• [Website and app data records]
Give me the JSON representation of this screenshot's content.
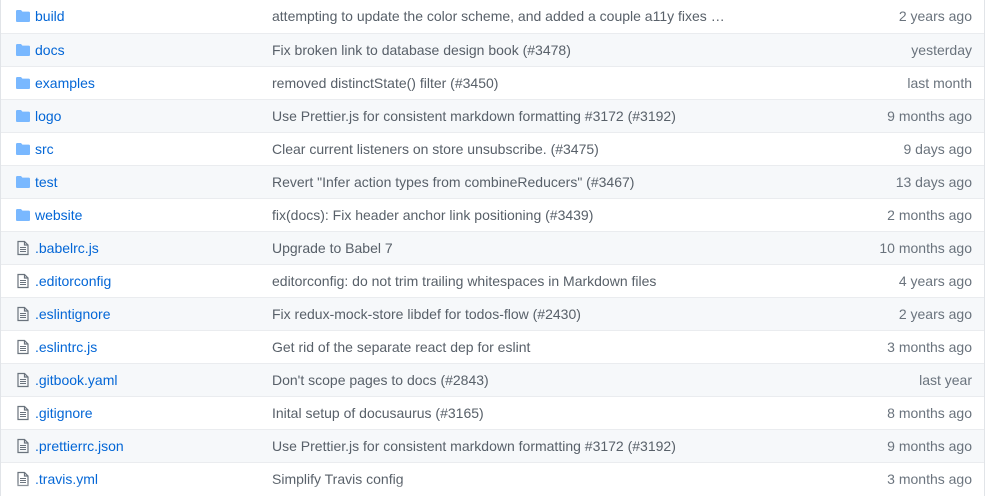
{
  "files": [
    {
      "type": "dir",
      "icon": "folder-icon",
      "name": "build",
      "message": "attempting to update the color scheme, and added a couple a11y fixes …",
      "age": "2 years ago"
    },
    {
      "type": "dir",
      "icon": "folder-icon",
      "name": "docs",
      "message": "Fix broken link to database design book (#3478)",
      "age": "yesterday"
    },
    {
      "type": "dir",
      "icon": "folder-icon",
      "name": "examples",
      "message": "removed distinctState() filter (#3450)",
      "age": "last month"
    },
    {
      "type": "dir",
      "icon": "folder-icon",
      "name": "logo",
      "message": "Use Prettier.js for consistent markdown formatting #3172 (#3192)",
      "age": "9 months ago"
    },
    {
      "type": "dir",
      "icon": "folder-icon",
      "name": "src",
      "message": "Clear current listeners on store unsubscribe. (#3475)",
      "age": "9 days ago"
    },
    {
      "type": "dir",
      "icon": "folder-icon",
      "name": "test",
      "message": "Revert \"Infer action types from combineReducers\" (#3467)",
      "age": "13 days ago"
    },
    {
      "type": "dir",
      "icon": "folder-icon",
      "name": "website",
      "message": "fix(docs): Fix header anchor link positioning (#3439)",
      "age": "2 months ago"
    },
    {
      "type": "file",
      "icon": "file-text-icon",
      "name": ".babelrc.js",
      "message": "Upgrade to Babel 7",
      "age": "10 months ago"
    },
    {
      "type": "file",
      "icon": "file-text-icon",
      "name": ".editorconfig",
      "message": "editorconfig: do not trim trailing whitespaces in Markdown files",
      "age": "4 years ago"
    },
    {
      "type": "file",
      "icon": "file-text-icon",
      "name": ".eslintignore",
      "message": "Fix redux-mock-store libdef for todos-flow (#2430)",
      "age": "2 years ago"
    },
    {
      "type": "file",
      "icon": "file-text-icon",
      "name": ".eslintrc.js",
      "message": "Get rid of the separate react dep for eslint",
      "age": "3 months ago"
    },
    {
      "type": "file",
      "icon": "file-text-icon",
      "name": ".gitbook.yaml",
      "message": "Don't scope pages to docs (#2843)",
      "age": "last year"
    },
    {
      "type": "file",
      "icon": "file-text-icon",
      "name": ".gitignore",
      "message": "Inital setup of docusaurus (#3165)",
      "age": "8 months ago"
    },
    {
      "type": "file",
      "icon": "file-text-icon",
      "name": ".prettierrc.json",
      "message": "Use Prettier.js for consistent markdown formatting #3172 (#3192)",
      "age": "9 months ago"
    },
    {
      "type": "file",
      "icon": "file-text-icon",
      "name": ".travis.yml",
      "message": "Simplify Travis config",
      "age": "3 months ago"
    }
  ],
  "colors": {
    "link": "#0366d6",
    "message": "#586069",
    "age": "#6a737d",
    "folder_icon": "#79b8ff",
    "file_icon": "#6a737d",
    "row_alt_bg": "#f6f8fa",
    "border": "#eaecef"
  }
}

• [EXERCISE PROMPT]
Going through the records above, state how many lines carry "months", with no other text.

• [EXERCISE RESULT]
7